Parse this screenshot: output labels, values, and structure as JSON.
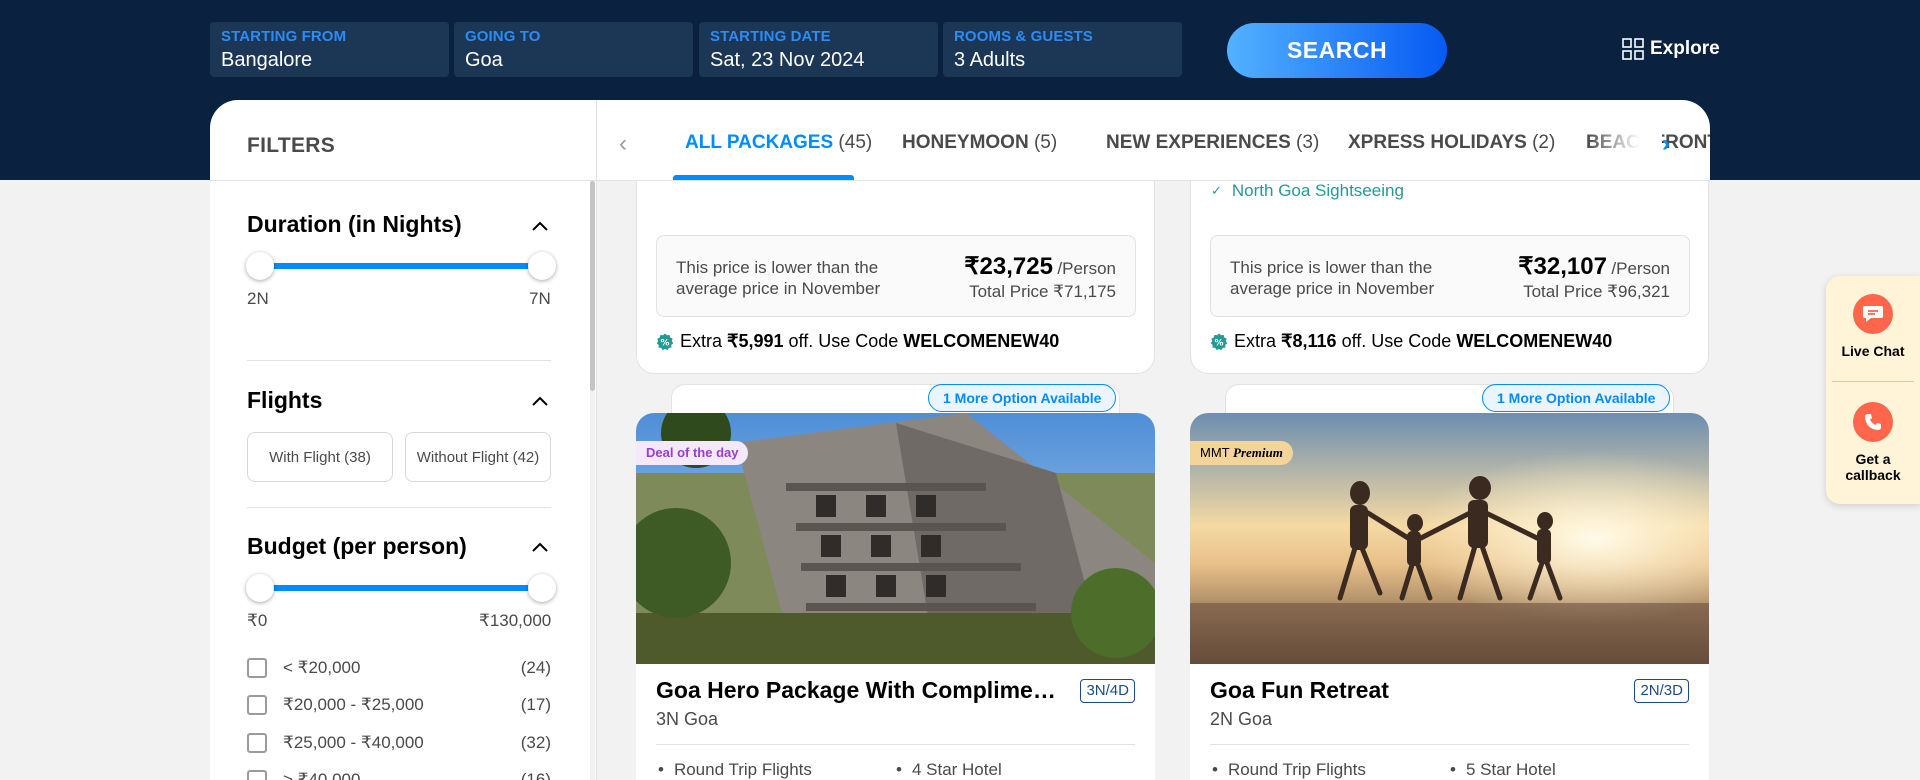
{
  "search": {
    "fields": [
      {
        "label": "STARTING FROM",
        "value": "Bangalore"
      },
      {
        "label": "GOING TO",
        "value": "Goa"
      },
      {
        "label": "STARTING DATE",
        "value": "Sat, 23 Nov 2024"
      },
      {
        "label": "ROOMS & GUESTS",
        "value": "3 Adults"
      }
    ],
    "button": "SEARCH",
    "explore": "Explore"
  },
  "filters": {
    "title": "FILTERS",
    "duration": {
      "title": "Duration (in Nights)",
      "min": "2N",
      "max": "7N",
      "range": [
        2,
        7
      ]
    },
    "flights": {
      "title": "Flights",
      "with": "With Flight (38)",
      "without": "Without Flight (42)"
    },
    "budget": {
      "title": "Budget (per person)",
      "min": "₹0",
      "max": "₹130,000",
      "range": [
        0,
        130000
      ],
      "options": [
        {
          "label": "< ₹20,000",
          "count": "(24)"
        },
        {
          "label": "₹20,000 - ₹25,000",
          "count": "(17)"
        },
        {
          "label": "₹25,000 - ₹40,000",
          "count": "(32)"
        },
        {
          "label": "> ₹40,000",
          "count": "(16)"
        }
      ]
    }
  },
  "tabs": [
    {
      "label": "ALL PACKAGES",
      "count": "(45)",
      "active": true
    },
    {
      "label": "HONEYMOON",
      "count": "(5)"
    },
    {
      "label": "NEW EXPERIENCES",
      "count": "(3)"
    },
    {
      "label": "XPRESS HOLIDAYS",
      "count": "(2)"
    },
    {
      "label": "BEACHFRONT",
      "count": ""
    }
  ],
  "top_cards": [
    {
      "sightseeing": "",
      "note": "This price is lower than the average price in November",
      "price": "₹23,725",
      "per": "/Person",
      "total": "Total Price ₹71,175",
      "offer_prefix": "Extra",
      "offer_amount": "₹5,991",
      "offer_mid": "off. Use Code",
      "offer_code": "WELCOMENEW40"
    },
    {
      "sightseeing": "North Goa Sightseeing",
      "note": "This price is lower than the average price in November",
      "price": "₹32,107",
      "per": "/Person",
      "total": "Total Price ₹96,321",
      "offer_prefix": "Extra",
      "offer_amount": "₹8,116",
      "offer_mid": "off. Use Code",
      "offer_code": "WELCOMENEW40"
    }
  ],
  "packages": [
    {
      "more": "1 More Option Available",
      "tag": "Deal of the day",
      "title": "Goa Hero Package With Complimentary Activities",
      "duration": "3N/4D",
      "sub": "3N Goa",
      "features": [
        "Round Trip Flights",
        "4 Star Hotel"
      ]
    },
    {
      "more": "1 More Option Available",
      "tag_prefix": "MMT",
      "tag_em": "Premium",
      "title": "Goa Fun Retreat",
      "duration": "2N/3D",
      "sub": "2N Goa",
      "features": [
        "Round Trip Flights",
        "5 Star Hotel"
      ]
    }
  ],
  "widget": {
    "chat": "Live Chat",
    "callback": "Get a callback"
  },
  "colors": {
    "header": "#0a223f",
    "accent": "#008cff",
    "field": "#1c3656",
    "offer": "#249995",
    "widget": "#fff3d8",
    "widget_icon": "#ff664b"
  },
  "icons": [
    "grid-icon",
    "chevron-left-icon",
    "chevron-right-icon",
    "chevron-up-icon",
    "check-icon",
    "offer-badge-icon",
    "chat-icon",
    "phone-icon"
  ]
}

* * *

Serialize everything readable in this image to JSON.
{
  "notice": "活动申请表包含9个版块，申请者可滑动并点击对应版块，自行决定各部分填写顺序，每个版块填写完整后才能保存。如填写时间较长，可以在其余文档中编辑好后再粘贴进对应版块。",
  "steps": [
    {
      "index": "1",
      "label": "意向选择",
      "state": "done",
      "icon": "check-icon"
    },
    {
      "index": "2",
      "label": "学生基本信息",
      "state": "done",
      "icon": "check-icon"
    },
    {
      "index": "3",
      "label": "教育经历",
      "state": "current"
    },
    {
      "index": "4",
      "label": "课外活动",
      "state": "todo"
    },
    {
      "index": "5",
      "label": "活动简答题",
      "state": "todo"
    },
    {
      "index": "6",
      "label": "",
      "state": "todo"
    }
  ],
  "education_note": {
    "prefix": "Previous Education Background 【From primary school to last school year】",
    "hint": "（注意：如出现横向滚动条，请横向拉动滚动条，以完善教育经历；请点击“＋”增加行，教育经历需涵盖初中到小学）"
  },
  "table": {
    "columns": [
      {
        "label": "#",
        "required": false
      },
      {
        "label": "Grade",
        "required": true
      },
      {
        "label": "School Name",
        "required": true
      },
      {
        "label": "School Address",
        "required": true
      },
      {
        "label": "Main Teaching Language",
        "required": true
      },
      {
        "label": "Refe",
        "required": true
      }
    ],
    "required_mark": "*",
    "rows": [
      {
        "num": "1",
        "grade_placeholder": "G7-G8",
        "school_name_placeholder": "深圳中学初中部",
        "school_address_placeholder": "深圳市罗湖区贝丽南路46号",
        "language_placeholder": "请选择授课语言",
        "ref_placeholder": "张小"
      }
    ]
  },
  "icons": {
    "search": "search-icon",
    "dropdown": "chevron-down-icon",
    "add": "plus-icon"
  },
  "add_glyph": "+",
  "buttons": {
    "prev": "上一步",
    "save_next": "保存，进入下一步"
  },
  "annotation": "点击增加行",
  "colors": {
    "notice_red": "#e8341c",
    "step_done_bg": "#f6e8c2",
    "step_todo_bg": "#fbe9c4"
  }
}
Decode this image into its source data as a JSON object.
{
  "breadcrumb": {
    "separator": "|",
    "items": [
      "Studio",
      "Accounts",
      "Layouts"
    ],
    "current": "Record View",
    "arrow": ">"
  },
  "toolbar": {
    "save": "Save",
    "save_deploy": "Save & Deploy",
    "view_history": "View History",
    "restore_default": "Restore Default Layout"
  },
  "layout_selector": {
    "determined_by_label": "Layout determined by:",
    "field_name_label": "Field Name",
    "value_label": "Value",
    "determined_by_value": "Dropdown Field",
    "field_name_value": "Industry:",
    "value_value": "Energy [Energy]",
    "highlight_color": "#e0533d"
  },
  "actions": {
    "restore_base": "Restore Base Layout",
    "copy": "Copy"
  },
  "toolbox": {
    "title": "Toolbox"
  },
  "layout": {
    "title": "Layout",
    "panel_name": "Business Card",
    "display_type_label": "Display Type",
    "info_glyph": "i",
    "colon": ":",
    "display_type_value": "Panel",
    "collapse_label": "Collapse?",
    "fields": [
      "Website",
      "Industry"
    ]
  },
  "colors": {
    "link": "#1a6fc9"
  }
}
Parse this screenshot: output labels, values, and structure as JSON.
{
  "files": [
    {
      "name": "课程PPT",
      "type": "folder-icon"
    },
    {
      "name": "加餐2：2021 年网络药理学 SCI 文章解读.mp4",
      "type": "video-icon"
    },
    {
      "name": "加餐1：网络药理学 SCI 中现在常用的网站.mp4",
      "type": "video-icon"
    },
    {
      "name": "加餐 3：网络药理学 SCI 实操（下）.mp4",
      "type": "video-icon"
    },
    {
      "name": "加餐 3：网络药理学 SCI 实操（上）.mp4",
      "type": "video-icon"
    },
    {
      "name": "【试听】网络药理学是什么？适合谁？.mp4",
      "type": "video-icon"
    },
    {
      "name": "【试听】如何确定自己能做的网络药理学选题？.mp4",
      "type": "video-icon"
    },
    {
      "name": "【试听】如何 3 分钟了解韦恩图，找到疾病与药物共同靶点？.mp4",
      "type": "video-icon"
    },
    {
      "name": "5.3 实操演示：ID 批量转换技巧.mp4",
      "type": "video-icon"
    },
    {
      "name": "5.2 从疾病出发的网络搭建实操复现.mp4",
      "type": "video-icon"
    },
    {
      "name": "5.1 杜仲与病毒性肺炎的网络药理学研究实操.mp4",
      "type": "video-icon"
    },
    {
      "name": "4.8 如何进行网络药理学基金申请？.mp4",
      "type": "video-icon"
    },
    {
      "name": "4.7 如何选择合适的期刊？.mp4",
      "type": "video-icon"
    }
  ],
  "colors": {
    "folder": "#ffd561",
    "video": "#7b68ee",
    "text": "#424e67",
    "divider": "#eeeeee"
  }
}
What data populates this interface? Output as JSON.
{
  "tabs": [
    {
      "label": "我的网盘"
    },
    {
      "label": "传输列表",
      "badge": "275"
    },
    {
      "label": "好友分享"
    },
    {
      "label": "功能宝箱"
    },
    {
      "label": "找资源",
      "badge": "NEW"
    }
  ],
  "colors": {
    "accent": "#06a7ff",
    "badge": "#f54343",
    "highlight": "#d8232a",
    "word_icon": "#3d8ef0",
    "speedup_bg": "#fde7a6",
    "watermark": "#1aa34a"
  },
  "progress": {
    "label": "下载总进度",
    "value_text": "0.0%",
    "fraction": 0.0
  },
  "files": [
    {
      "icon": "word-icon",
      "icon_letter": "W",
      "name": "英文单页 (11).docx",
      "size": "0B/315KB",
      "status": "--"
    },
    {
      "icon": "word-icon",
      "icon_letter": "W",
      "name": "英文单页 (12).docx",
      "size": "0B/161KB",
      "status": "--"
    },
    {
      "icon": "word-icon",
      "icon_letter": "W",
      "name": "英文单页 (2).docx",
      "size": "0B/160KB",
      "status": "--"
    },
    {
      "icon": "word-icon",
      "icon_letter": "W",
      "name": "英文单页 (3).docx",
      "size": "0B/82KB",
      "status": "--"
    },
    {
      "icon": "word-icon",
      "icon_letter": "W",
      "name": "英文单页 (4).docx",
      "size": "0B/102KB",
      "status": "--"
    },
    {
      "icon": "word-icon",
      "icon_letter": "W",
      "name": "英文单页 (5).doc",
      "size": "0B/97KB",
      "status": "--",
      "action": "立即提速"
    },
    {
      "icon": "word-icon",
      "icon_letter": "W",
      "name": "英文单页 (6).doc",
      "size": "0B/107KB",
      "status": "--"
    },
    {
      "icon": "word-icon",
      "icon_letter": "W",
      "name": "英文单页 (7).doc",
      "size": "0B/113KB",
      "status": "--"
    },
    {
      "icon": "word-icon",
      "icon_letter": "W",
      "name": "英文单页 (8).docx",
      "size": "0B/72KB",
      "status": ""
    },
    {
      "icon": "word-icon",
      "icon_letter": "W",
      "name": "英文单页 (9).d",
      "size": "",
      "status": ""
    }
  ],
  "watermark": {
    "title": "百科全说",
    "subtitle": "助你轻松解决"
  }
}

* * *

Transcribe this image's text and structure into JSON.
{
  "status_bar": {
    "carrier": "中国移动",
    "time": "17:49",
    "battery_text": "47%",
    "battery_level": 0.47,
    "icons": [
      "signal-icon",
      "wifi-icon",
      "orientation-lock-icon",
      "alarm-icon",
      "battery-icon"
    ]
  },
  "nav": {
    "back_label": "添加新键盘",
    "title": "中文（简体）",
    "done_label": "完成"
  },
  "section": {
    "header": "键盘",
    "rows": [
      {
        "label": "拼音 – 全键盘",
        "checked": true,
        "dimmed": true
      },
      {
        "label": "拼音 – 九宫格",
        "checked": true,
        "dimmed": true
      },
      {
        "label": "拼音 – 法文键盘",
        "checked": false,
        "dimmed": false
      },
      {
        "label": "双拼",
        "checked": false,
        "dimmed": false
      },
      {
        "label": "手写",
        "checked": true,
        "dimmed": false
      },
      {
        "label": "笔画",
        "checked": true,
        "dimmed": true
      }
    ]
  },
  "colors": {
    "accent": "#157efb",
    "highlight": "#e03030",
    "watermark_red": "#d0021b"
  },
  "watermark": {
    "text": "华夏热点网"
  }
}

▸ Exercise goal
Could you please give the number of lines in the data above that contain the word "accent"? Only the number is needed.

▸ Answer to this problem
3